U.S. Labor Secretary Perez, Cuyahoga County Executive Budish visit The Great Lakes Towing Company headquarters, Great Lakes Shipyard

U.S. Secretary of Labor Thomas E. Perez traveled to Cleveland June 6, to meet with Cuyahoga County Executive Armond Budish, Chairman Ronald Rasmus of The Great Lakes Towing Company and members of the Cleveland-Cuyahoga County Workforce Investment Board to discuss the crucial role that sector strategic partnerships play in equipping workers with the skills they need to compete in today’s labor market. Sector strategies are employer-driven partnerships of industry, education and training, and other stakeholders that focus on the workforce needs of key industries in a regional labor market.

Perez and Budish toured Great Lakes Shipyard—a full-service shipyard for new vessel construction, ship maintenance and repairs, and custom fabrication that used its sector partnerships to grow their business and train their workers.

During the visit, Perez announced the availability of approximately $100 million in America’s Promise Job-Driven Grants to develop and grow regional partnerships between workforce agencies, education and training providers and employers in a variety of industries such as information technology, healthcare, advanced manufacturing, financial services and educational services. The America’s Promise grant competition is designed to:

  • Increase opportunities for all Americans through tuition-free training for middle- to high-skilled occupations and industries
  • Expand employer involvement in the design and delivery of training programs
  • Utilize evidence-based sector strategies to increase employability, employment earnings and outcomes of job seekers
  • Leverage additional public, private and foundation resources to scale and sustain proven strategies

“These grants are part of the Obama administration’s commitment to redesigning a modern skills infrastructure in America that engages employers as never before,” said Perez. “Workforce partnerships built around the industry-specific needs of multiple employers are helping to expand opportunity for American workers, while also strengthening local communities and building a U.S. economy poised for growth.”

In 2015, the Department of Labor awarded a $7 million Sector Partnership National Emergency Grant to the State of Ohio to support a variety of sector partnerships across the state.
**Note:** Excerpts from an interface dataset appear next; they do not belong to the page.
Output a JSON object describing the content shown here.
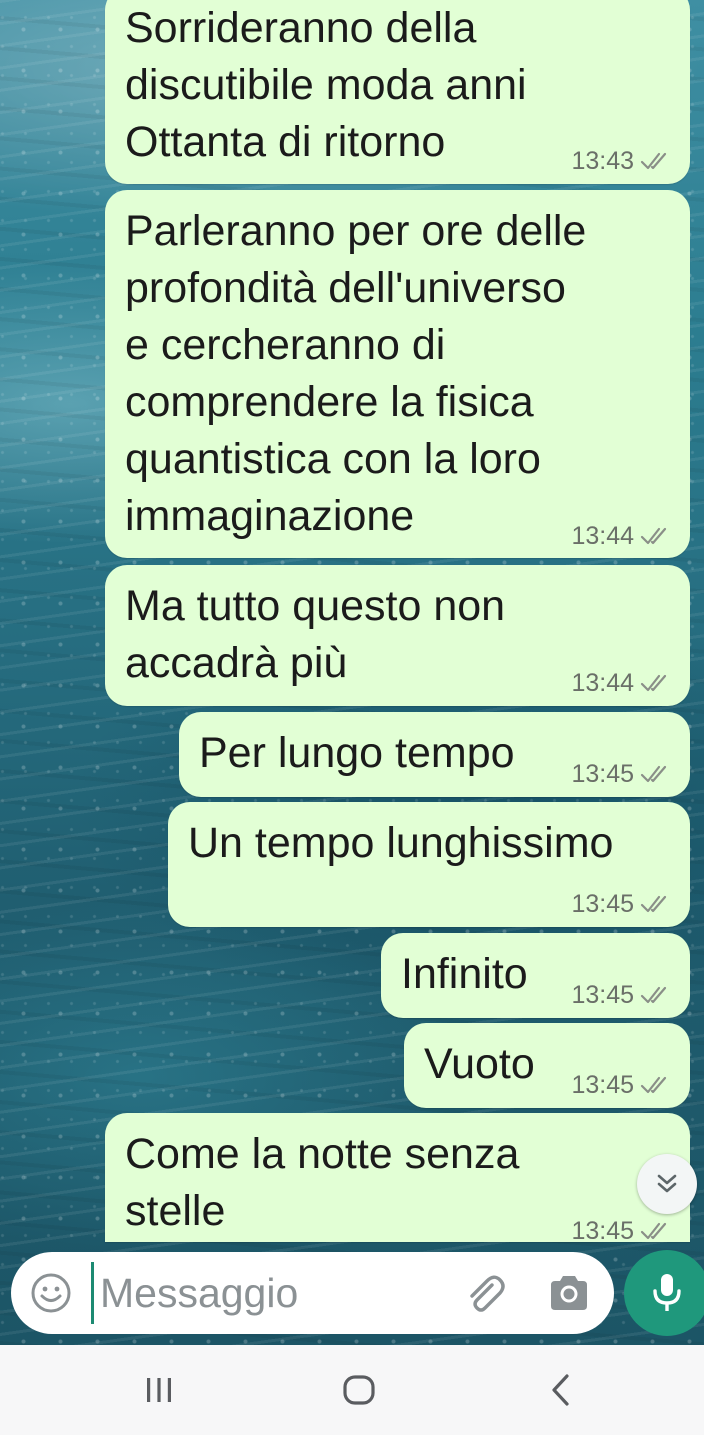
{
  "messages": [
    {
      "text": "Sorrideranno della\ndiscutibile moda anni\nOttanta di ritorno",
      "time": "13:43"
    },
    {
      "text": "Parleranno per ore delle\nprofondità dell'universo\ne cercheranno di\ncomprendere la fisica\nquantistica con la loro\nimmaginazione",
      "time": "13:44"
    },
    {
      "text": "Ma tutto questo non\naccadrà più",
      "time": "13:44"
    },
    {
      "text": "Per lungo tempo",
      "time": "13:45"
    },
    {
      "text": "Un tempo lunghissimo",
      "time": "13:45"
    },
    {
      "text": "Infinito",
      "time": "13:45"
    },
    {
      "text": "Vuoto",
      "time": "13:45"
    },
    {
      "text": "Come la notte senza\nstelle",
      "time": "13:45"
    }
  ],
  "composer": {
    "placeholder": "Messaggio",
    "value": ""
  },
  "icons": {
    "emoji": "emoji-icon",
    "attach": "paperclip-icon",
    "camera": "camera-icon",
    "mic": "microphone-icon",
    "scroll": "double-chevron-down-icon",
    "read_receipt": "double-check-icon",
    "nav_recents": "recents-icon",
    "nav_home": "home-icon",
    "nav_back": "back-icon"
  },
  "colors": {
    "bubble": "#e2ffd5",
    "accent": "#1f987c",
    "timestamp": "#6a6f68"
  }
}
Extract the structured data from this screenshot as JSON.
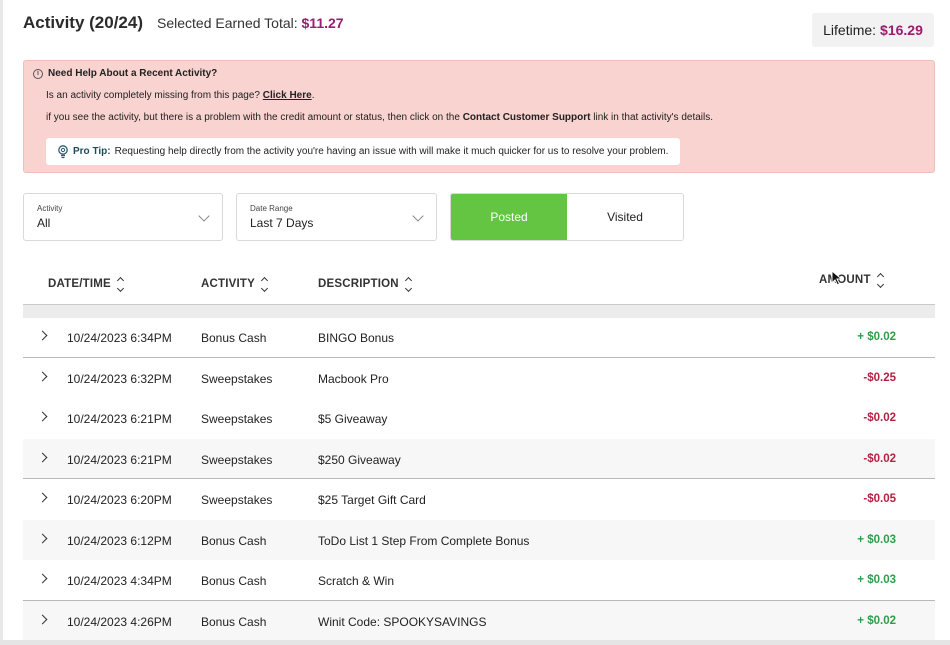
{
  "header": {
    "title": "Activity (20/24)",
    "selected_label": "Selected Earned Total:",
    "selected_amount": "$11.27",
    "lifetime_label": "Lifetime:",
    "lifetime_amount": "$16.29"
  },
  "help": {
    "title": "Need Help About a Recent Activity?",
    "line1_text": "Is an activity completely missing from this page?",
    "line1_link": "Click Here",
    "line2_pre": "if you see the activity, but there is a problem with the credit amount or status, then click on the",
    "line2_bold": "Contact Customer Support",
    "line2_post": "link in that activity's details.",
    "pro_tip_label": "Pro Tip:",
    "pro_tip_text": "Requesting help directly from the activity you're having an issue with will make it much quicker for us to resolve your problem."
  },
  "filters": {
    "activity_label": "Activity",
    "activity_value": "All",
    "date_label": "Date Range",
    "date_value": "Last 7 Days"
  },
  "toggle": {
    "posted": "Posted",
    "visited": "Visited",
    "active": "posted",
    "active_color": "#63c542"
  },
  "table": {
    "headers": {
      "date": "DATE/TIME",
      "activity": "ACTIVITY",
      "description": "DESCRIPTION",
      "amount": "AMOUNT"
    },
    "rows": [
      {
        "date": "10/24/2023 6:34PM",
        "activity": "Bonus Cash",
        "description": "BINGO Bonus",
        "amount": "+ $0.02",
        "type": "pos"
      },
      {
        "date": "10/24/2023 6:32PM",
        "activity": "Sweepstakes",
        "description": "Macbook Pro",
        "amount": "-$0.25",
        "type": "neg"
      },
      {
        "date": "10/24/2023 6:21PM",
        "activity": "Sweepstakes",
        "description": "$5 Giveaway",
        "amount": "-$0.02",
        "type": "neg"
      },
      {
        "date": "10/24/2023 6:21PM",
        "activity": "Sweepstakes",
        "description": "$250 Giveaway",
        "amount": "-$0.02",
        "type": "neg"
      },
      {
        "date": "10/24/2023 6:20PM",
        "activity": "Sweepstakes",
        "description": "$25 Target Gift Card",
        "amount": "-$0.05",
        "type": "neg"
      },
      {
        "date": "10/24/2023 6:12PM",
        "activity": "Bonus Cash",
        "description": "ToDo List 1 Step From Complete Bonus",
        "amount": "+ $0.03",
        "type": "pos"
      },
      {
        "date": "10/24/2023 4:34PM",
        "activity": "Bonus Cash",
        "description": "Scratch & Win",
        "amount": "+ $0.03",
        "type": "pos"
      },
      {
        "date": "10/24/2023 4:26PM",
        "activity": "Bonus Cash",
        "description": "Winit Code: SPOOKYSAVINGS",
        "amount": "+ $0.02",
        "type": "pos"
      }
    ]
  },
  "colors": {
    "brand_amount": "#9b1c6e",
    "positive": "#2e9e4a",
    "negative": "#b32240",
    "help_background": "#f8d3cf"
  },
  "icons": [
    "info-icon",
    "lightbulb-icon",
    "chevron-down-icon",
    "sort-icon",
    "chevron-right-icon",
    "mouse-cursor-icon"
  ]
}
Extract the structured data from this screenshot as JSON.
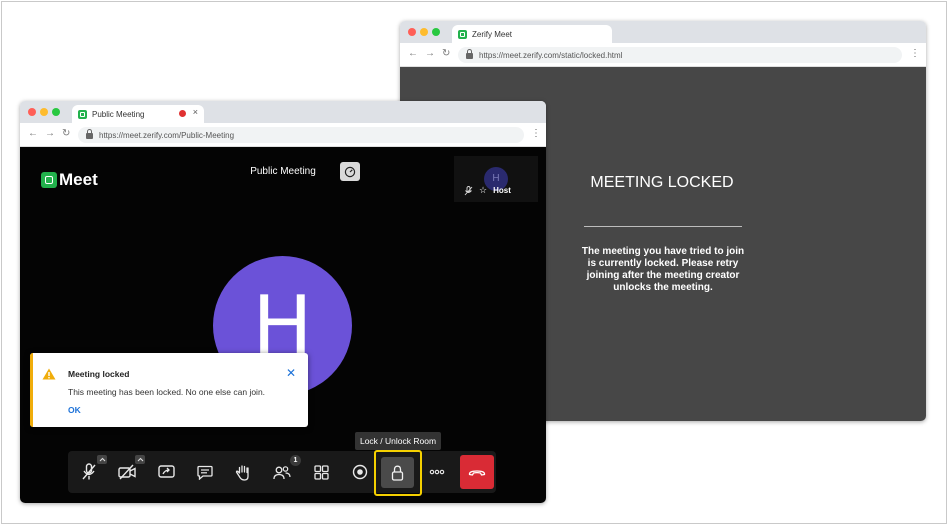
{
  "back_window": {
    "tab_title": "Zerify Meet",
    "url": "https://meet.zerify.com/static/locked.html",
    "heading": "MEETING LOCKED",
    "message": "The meeting you have tried to join is currently locked. Please retry joining after the meeting creator unlocks the meeting."
  },
  "front_window": {
    "tab_title": "Public Meeting",
    "url": "https://meet.zerify.com/Public-Meeting"
  },
  "meeting": {
    "logo_text": "Meet",
    "title": "Public Meeting",
    "avatar_letter": "H",
    "thumbnail_letter": "H",
    "host_label": "Host"
  },
  "toast": {
    "title": "Meeting locked",
    "body": "This meeting has been locked. No one else can join.",
    "action": "OK"
  },
  "tooltip": "Lock / Unlock Room",
  "toolbar": {
    "participants_count": "1"
  },
  "colors": {
    "accent_green": "#22b14c",
    "avatar_purple": "#6b52d8",
    "highlight_yellow": "#f5d000",
    "hangup_red": "#d92b35",
    "link_blue": "#1d72d8",
    "warning_orange": "#f0ad0a"
  },
  "icons": [
    "microphone-muted-icon",
    "camera-off-icon",
    "share-screen-icon",
    "chat-icon",
    "raise-hand-icon",
    "participants-icon",
    "tile-view-icon",
    "record-icon",
    "lock-icon",
    "more-icon",
    "hangup-icon",
    "speedometer-icon",
    "star-icon",
    "warning-icon",
    "close-icon"
  ]
}
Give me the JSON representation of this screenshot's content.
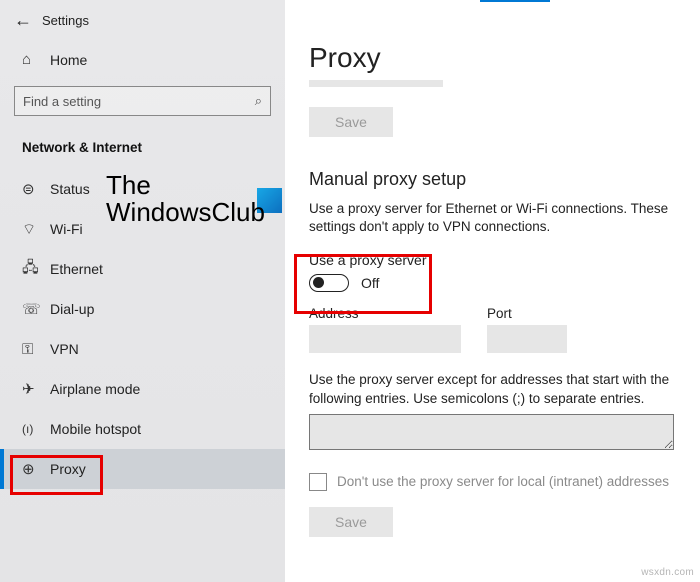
{
  "sidebar": {
    "back_glyph": "←",
    "title": "Settings",
    "home_glyph": "⌂",
    "home_label": "Home",
    "search_placeholder": "Find a setting",
    "search_glyph": "⌕",
    "category": "Network & Internet",
    "items": [
      {
        "icon": "⊜",
        "label": "Status",
        "name": "status"
      },
      {
        "icon": "⌔",
        "label": "Wi-Fi",
        "name": "wifi"
      },
      {
        "icon": "🖧",
        "label": "Ethernet",
        "name": "ethernet"
      },
      {
        "icon": "☏",
        "label": "Dial-up",
        "name": "dialup"
      },
      {
        "icon": "⚿",
        "label": "VPN",
        "name": "vpn"
      },
      {
        "icon": "✈",
        "label": "Airplane mode",
        "name": "airplane"
      },
      {
        "icon": "(ı)",
        "label": "Mobile hotspot",
        "name": "hotspot"
      },
      {
        "icon": "⊕",
        "label": "Proxy",
        "name": "proxy",
        "selected": true
      }
    ]
  },
  "main": {
    "page_title": "Proxy",
    "save_label": "Save",
    "section_title": "Manual proxy setup",
    "section_desc": "Use a proxy server for Ethernet or Wi-Fi connections. These settings don't apply to VPN connections.",
    "toggle_label": "Use a proxy server",
    "toggle_state": "Off",
    "address_label": "Address",
    "port_label": "Port",
    "exclusion_desc": "Use the proxy server except for addresses that start with the following entries. Use semicolons (;) to separate entries.",
    "checkbox_label": "Don't use the proxy server for local (intranet) addresses",
    "save_label2": "Save"
  },
  "watermark": {
    "line1": "The",
    "line2": "WindowsClub"
  },
  "footer": "wsxdn.com"
}
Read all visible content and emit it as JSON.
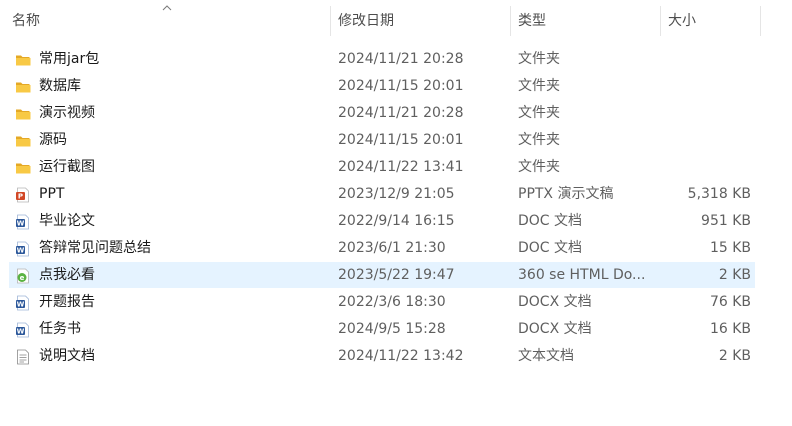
{
  "columns": {
    "name": "名称",
    "date": "修改日期",
    "type": "类型",
    "size": "大小"
  },
  "sort": {
    "column": "name",
    "direction": "ascending",
    "icon": "chevron-up-icon"
  },
  "colors": {
    "folder": "#f8c945",
    "folder_dark": "#e4a826",
    "ppt": "#d24726",
    "doc": "#2b579a",
    "html": "#5bb342",
    "selected_row": "#e5f3ff"
  },
  "files": [
    {
      "name": "常用jar包",
      "date": "2024/11/21 20:28",
      "type": "文件夹",
      "size": "",
      "icon": "folder-icon"
    },
    {
      "name": "数据库",
      "date": "2024/11/15 20:01",
      "type": "文件夹",
      "size": "",
      "icon": "folder-icon"
    },
    {
      "name": "演示视频",
      "date": "2024/11/21 20:28",
      "type": "文件夹",
      "size": "",
      "icon": "folder-icon"
    },
    {
      "name": "源码",
      "date": "2024/11/15 20:01",
      "type": "文件夹",
      "size": "",
      "icon": "folder-icon"
    },
    {
      "name": "运行截图",
      "date": "2024/11/22 13:41",
      "type": "文件夹",
      "size": "",
      "icon": "folder-icon"
    },
    {
      "name": "PPT",
      "date": "2023/12/9 21:05",
      "type": "PPTX 演示文稿",
      "size": "5,318 KB",
      "icon": "pptx-file-icon"
    },
    {
      "name": "毕业论文",
      "date": "2022/9/14 16:15",
      "type": "DOC 文档",
      "size": "951 KB",
      "icon": "doc-file-icon"
    },
    {
      "name": "答辩常见问题总结",
      "date": "2023/6/1 21:30",
      "type": "DOC 文档",
      "size": "15 KB",
      "icon": "doc-file-icon"
    },
    {
      "name": "点我必看",
      "date": "2023/5/22 19:47",
      "type": "360 se HTML Do...",
      "size": "2 KB",
      "icon": "html-file-icon",
      "selected": true
    },
    {
      "name": "开题报告",
      "date": "2022/3/6 18:30",
      "type": "DOCX 文档",
      "size": "76 KB",
      "icon": "doc-file-icon"
    },
    {
      "name": "任务书",
      "date": "2024/9/5 15:28",
      "type": "DOCX 文档",
      "size": "16 KB",
      "icon": "doc-file-icon"
    },
    {
      "name": "说明文档",
      "date": "2024/11/22 13:42",
      "type": "文本文档",
      "size": "2 KB",
      "icon": "text-file-icon"
    }
  ]
}
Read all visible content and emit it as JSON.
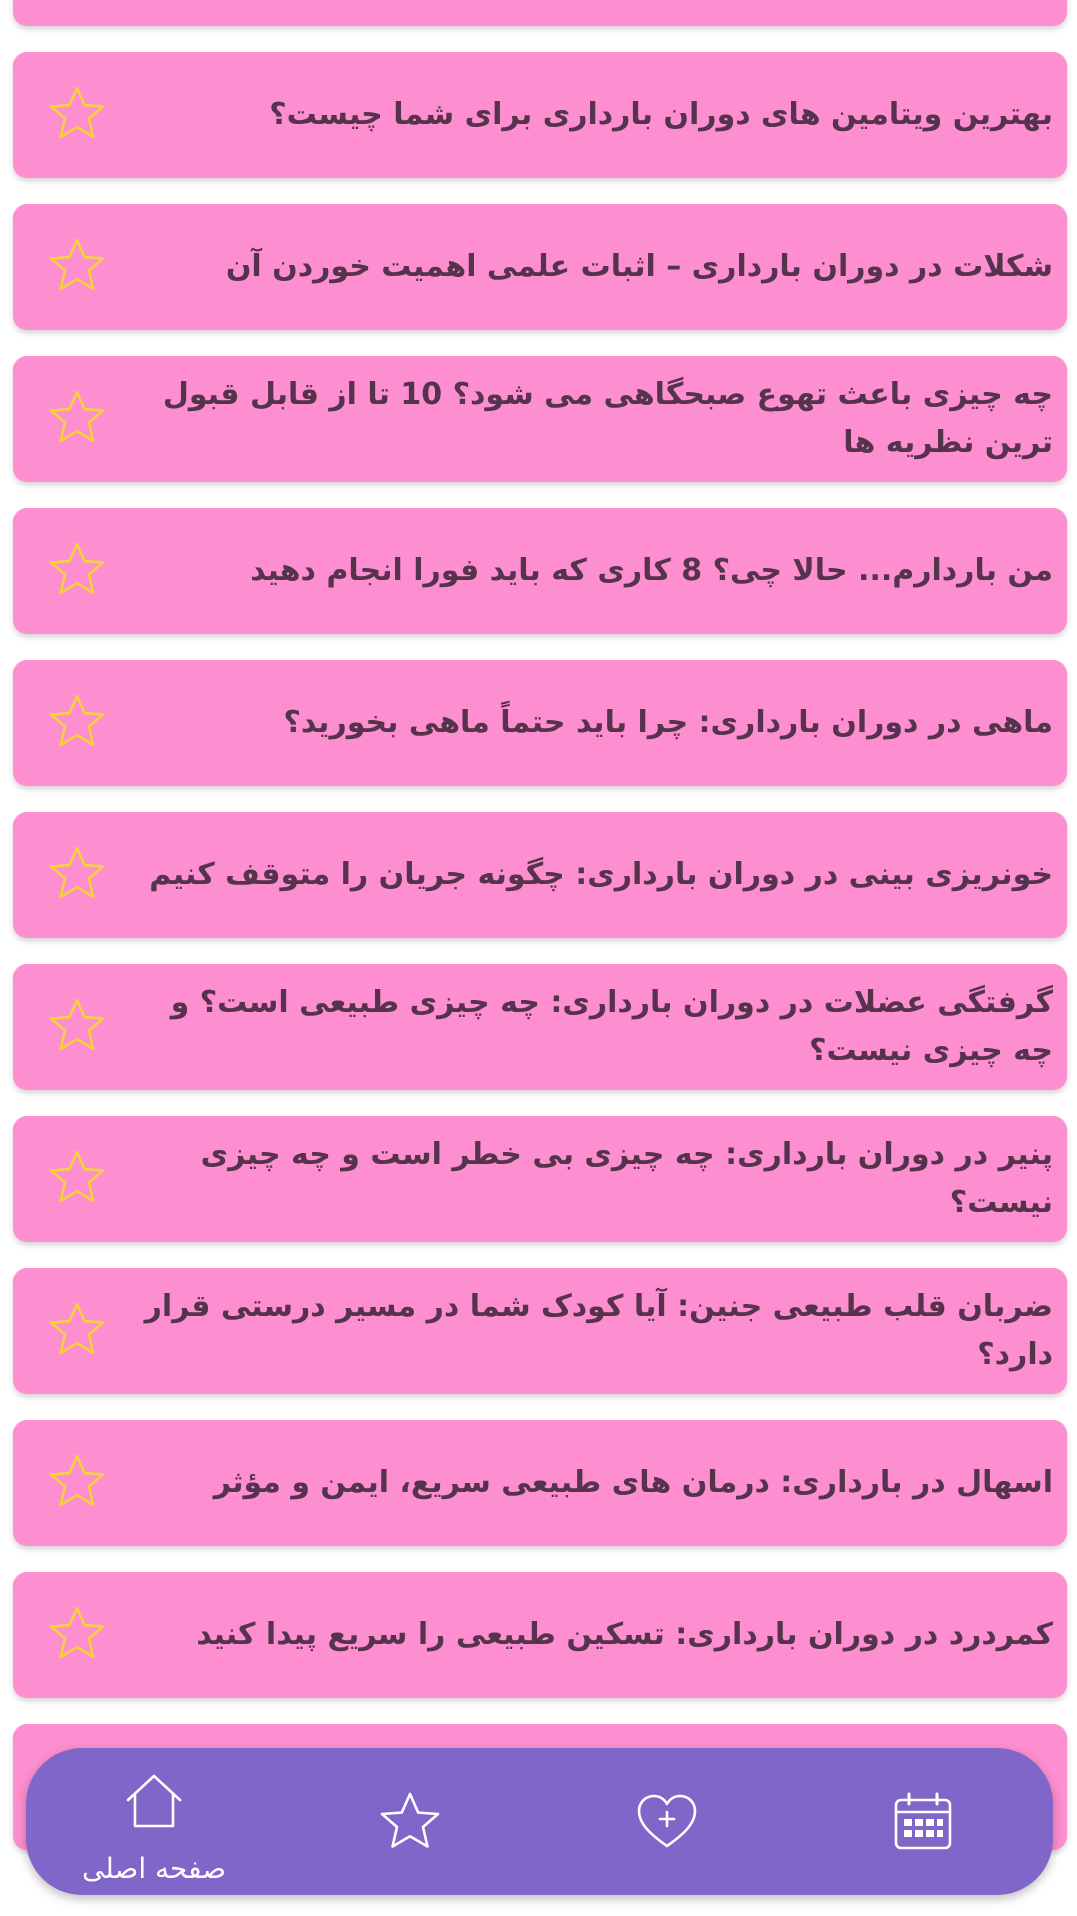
{
  "articles": [
    {
      "title": ""
    },
    {
      "title": "بهترین ویتامین های دوران بارداری برای شما چیست؟"
    },
    {
      "title": "شکلات در دوران بارداری – اثبات علمی اهمیت خوردن آن"
    },
    {
      "title": "چه چیزی باعث تهوع صبحگاهی می شود؟ 10 تا از قابل قبول ترین نظریه ها"
    },
    {
      "title": "من باردارم... حالا چی؟ 8 کاری که باید فورا انجام دهید"
    },
    {
      "title": "ماهی در دوران بارداری: چرا باید حتماً ماهی بخورید؟"
    },
    {
      "title": "خونریزی بینی در دوران بارداری: چگونه جریان را متوقف کنیم"
    },
    {
      "title": "گرفتگی عضلات در دوران بارداری: چه چیزی طبیعی است؟ و چه چیزی نیست؟"
    },
    {
      "title": "پنیر در دوران بارداری: چه چیزی بی خطر است و چه چیزی نیست؟"
    },
    {
      "title": "ضربان قلب طبیعی جنین: آیا کودک شما در مسیر درستی قرار دارد؟"
    },
    {
      "title": "اسهال در بارداری: درمان های طبیعی سریع، ایمن و مؤثر"
    },
    {
      "title": "کمردرد در دوران بارداری: تسکین طبیعی را سریع پیدا کنید"
    },
    {
      "title": ""
    }
  ],
  "nav": {
    "home_label": "صفحه اصلی",
    "home_icon": "home-icon",
    "favorites_icon": "star-icon",
    "health_icon": "heart-plus-icon",
    "calendar_icon": "calendar-icon"
  },
  "colors": {
    "card": "#fd8ecf",
    "card_text": "#55334c",
    "star_outline": "#f5d23c",
    "nav_bg": "#8066c8",
    "nav_fg": "#ffffff"
  }
}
The state awarded $2.1 million of that grant to the Cleveland-Cuyahoga County Workforce Investment Board for partnerships focused on manufacturing, healthcare and information technology careers. For the past two years, Great Lakes Shipyard participated in the Medina County Workforce Development internship program sponsored by Ohio Means Jobs and the Make it in America Grant. The grant was made available to Northeast Ohio welding students through the educational leadership of Cuyahoga Community College.

Great Lakes Shipyard partnered with Cuyahoga Community College’s (Tri-C) Fast Track Welding Program to recruit interns to be trained in the shipyard. The Tri-C Fast Track Welding Program is a 10-week program which offers hands-on training in welding blueprint reading, stick welding, MIG welding and TIG welding. At the end of each class, the students submit test pieces for AWS evaluation by Element Materials Technologies and receive certification for qualified submissions.

Rasmus shared details on the Workforce Pipeline that The Great Lakes Towing Company and Great Lakes Shipyard created to provide internship and on-the-job training opportunities for local students at three Cleveland schools: Tri-C, Max S. Hayes High School and Saint Martin de Porres High School. Rasmus said these scholastic partnerships support skilled trades by continuing their legacy through Cleveland’s future employees.

“As a Cleveland business with 116 years of expertise in the maritime industry, The Towing Company has always known the significance of training and developing our youth in preparation for real-world, good paying careers in the trades.,” Rasmus said. “Exposing students to the shipyard and teaching them interpersonal skills not only increases their growth, but allows us to create a talent pool for us to tap into as we expand our manufacturing business.”

Maritime Editorial